Originally for Hispanic Heritage Month (September 15 - October 15), Target, the Smithsonian Institution partnered with Scholastic to deliver two unique curricula to teachers and students: "Dreams" and "Carnival Celebrations." These highly visual units hope to inspire students and introduce them to diverse cultures, artists, and thinkers. You can find the Dream in Color site on Scholastic.com. It can help you find grade appropriate lesson plans and related resources to engage students of all abilities and backgrounds. This website is <www.scholastic.com/dreamincolor/latinoheritage>. [This information is from the Sept./Oct. 2009 issue of Instructor magazine.] Carmen Lomas Garza is a Chicana (Mexican American) artist who lives in San Francisco but grew up in Kingsville, a medium-size town in southern Texas. Her family history in the Americas dates back to the 1520s when Spanish ancestors on her father's side first came to Mexico from Spain. Her father was born in Nuevo Laredo just before his parents fled from the hardships of the Mexican Revolution by crossing the Rio Grande into Texas. Lomas Garza's mother's family had worked for generations in Texas as ranch hands orvaqueros (cowboys) and on the railroad. A great grandfather on her mother's side walked from Michoacán, Mexico, to Kingsville to work as a chuck-wagon cook on the King Ranch. Her paintings are Dreams: Carmas para Sueños and Dreams: Loteria / 9-12. Carmen Lomas Garza, Camas para Sueños (Beds for Dreams), 1985, gouache on paper, 58.4 x 44.5 cm (23 x 17 ½ in.). Smithsonian American Art Museum, Museum purchase in part through the Smithsonian Collections Acquisition Program. Carmen Lomas Garza, Loteria-Tabla Llena , 1972, hand-colored etching and aquatint on paper sheet, 16 ¾ x 21 in. (42.5 x 53.3 cm). Smithsonian American Art Museum. Gift of Tomas Ybarra-Frausto.

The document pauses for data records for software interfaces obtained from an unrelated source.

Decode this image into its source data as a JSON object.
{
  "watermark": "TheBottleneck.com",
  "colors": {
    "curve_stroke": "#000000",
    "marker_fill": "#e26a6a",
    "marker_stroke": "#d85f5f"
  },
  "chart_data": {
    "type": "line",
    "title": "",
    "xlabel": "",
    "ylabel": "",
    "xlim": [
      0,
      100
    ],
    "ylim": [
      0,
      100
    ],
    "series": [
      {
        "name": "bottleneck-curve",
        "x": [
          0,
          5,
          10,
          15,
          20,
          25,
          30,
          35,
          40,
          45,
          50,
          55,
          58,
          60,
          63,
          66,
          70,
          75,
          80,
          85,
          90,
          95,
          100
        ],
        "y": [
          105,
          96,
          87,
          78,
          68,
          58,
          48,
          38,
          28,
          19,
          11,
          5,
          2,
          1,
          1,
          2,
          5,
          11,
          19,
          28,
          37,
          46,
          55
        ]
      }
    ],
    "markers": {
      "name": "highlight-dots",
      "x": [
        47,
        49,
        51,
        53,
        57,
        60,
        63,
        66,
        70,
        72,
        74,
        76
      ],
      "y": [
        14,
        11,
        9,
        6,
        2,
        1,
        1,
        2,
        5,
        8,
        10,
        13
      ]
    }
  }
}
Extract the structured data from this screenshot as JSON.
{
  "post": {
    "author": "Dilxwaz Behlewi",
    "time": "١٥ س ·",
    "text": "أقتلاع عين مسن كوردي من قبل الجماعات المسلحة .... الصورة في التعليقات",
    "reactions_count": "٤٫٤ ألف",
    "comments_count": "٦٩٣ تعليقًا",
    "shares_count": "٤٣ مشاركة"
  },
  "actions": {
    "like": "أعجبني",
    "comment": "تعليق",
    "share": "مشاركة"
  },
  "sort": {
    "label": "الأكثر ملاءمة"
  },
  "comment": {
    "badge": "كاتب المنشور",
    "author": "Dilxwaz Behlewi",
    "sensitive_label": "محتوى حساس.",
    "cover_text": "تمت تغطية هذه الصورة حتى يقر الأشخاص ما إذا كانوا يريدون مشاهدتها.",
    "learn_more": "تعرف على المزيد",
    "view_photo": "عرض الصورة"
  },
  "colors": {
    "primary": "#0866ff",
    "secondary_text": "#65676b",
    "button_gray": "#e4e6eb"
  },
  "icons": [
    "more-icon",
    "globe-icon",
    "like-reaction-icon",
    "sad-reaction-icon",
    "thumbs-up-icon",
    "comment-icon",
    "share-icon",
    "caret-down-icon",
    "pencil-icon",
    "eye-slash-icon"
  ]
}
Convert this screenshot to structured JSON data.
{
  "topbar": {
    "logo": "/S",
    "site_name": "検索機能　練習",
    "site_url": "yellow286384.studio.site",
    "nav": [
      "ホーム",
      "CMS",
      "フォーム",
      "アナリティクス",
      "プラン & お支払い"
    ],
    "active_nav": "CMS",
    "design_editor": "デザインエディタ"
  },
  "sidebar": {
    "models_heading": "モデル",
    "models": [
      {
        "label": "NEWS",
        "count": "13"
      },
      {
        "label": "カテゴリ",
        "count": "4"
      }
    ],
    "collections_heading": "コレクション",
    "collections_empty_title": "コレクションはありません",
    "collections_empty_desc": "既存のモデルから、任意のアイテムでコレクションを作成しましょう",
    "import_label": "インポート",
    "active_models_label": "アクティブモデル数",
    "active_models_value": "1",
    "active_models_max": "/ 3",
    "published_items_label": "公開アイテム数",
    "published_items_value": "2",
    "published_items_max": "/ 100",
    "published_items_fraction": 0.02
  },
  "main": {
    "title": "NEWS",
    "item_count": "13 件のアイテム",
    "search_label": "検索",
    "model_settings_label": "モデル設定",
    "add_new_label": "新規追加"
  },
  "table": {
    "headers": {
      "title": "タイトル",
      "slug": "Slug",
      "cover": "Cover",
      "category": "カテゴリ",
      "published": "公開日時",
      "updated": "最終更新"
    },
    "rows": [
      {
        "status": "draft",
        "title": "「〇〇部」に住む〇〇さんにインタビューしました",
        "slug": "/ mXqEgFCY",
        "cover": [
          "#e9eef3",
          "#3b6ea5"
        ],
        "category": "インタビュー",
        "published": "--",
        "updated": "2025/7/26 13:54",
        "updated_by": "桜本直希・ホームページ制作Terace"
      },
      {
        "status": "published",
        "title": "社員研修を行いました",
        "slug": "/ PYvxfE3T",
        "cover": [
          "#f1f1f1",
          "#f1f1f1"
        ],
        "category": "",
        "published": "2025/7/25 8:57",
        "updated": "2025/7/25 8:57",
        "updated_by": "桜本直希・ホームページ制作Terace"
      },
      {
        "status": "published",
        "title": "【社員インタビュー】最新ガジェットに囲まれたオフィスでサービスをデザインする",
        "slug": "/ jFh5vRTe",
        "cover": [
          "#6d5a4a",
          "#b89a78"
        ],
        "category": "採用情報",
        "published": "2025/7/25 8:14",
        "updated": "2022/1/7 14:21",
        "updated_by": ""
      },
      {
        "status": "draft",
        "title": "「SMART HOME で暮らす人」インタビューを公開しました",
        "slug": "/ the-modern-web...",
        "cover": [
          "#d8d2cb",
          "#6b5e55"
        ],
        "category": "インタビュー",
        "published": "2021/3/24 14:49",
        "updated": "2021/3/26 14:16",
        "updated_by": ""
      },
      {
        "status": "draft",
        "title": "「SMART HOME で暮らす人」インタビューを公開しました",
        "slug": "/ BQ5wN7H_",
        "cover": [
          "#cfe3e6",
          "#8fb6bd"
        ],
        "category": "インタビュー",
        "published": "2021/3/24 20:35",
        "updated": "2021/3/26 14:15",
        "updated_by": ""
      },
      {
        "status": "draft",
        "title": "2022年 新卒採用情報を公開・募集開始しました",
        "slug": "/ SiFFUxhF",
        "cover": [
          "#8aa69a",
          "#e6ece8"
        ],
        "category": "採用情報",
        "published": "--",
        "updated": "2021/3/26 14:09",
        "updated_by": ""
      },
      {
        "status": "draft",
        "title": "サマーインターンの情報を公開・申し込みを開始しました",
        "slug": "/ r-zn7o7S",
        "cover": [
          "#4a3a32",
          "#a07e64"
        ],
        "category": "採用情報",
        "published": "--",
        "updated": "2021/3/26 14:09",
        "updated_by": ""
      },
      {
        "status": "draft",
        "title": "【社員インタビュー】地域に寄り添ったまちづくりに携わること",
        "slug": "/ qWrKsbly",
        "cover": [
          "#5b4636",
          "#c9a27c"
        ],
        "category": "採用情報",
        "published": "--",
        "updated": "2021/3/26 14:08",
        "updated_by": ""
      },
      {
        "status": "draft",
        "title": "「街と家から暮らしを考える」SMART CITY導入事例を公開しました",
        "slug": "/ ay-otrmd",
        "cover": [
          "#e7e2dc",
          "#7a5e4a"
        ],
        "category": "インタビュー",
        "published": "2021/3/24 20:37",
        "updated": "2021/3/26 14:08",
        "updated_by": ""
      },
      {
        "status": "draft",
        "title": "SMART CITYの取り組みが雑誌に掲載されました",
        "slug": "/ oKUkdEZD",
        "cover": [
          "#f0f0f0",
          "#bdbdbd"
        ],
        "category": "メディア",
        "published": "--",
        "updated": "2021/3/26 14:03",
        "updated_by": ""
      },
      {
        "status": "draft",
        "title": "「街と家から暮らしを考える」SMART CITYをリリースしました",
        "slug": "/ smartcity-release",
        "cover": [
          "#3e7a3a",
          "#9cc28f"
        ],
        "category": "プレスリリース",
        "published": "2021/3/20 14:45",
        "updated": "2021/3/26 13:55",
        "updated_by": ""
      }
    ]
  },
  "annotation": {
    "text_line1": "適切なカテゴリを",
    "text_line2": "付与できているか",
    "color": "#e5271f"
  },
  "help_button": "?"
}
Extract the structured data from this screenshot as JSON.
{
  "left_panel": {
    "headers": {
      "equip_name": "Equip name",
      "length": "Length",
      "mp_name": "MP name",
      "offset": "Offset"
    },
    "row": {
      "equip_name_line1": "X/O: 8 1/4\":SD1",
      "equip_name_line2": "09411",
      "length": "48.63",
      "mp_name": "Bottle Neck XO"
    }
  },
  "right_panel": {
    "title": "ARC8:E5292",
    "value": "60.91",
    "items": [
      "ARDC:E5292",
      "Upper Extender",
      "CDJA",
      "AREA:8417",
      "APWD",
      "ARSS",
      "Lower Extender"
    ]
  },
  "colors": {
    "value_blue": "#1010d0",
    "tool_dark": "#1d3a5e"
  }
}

One of the most famous artists of the 20th century, Picasso created an estimated 20,000 works of art during his long career. He exhibited his first work at age twelve, and his productive career spanned more than 75 years until his death on this day in 1973 at age 91. His works include paintings, sculptures, ceramics and illustrations, and are often grouped into “periods” based on their colors or subjects.
Picasso was a major force behind modern art and a pioneer of the style of painting called cubism. Cubism, developed collaboratively by Picasso and Georges Braque in the early 1900s, greatly influenced a number of later styles of painting. Perspective was a central concept behind cubism, which claimed that a subject could only be understood if it were shown from multiple points of view at the same time. Picasso’s first cubist painting, Les Demoiselles d'Avignon, is generally considered to represent a turning point in modern art.
Students use an interactive drawing tool to explore polyhedra using different representations and perspectives for three-dimensional block figures in the six lesson unit Using Cubes and Isometric Drawings(6–8).
Literature can also be viewed from several perspectives. In Critical Literacy: Point of View (6–8), students focus on how point of view affects the reading of a text.
In Color Me Happy: Color, Mood, and Tone (9–12), students analyze several paintings, including Picasso's The Tragedy, to investigate the ways artists use color to set the tone of a painting or to convey a particular mood to the viewer.
The above Pablo Picasso information was found on the Thinkfinity website.
My Spanish Artists search on EDSITEment brought up 14 results. Click below to view them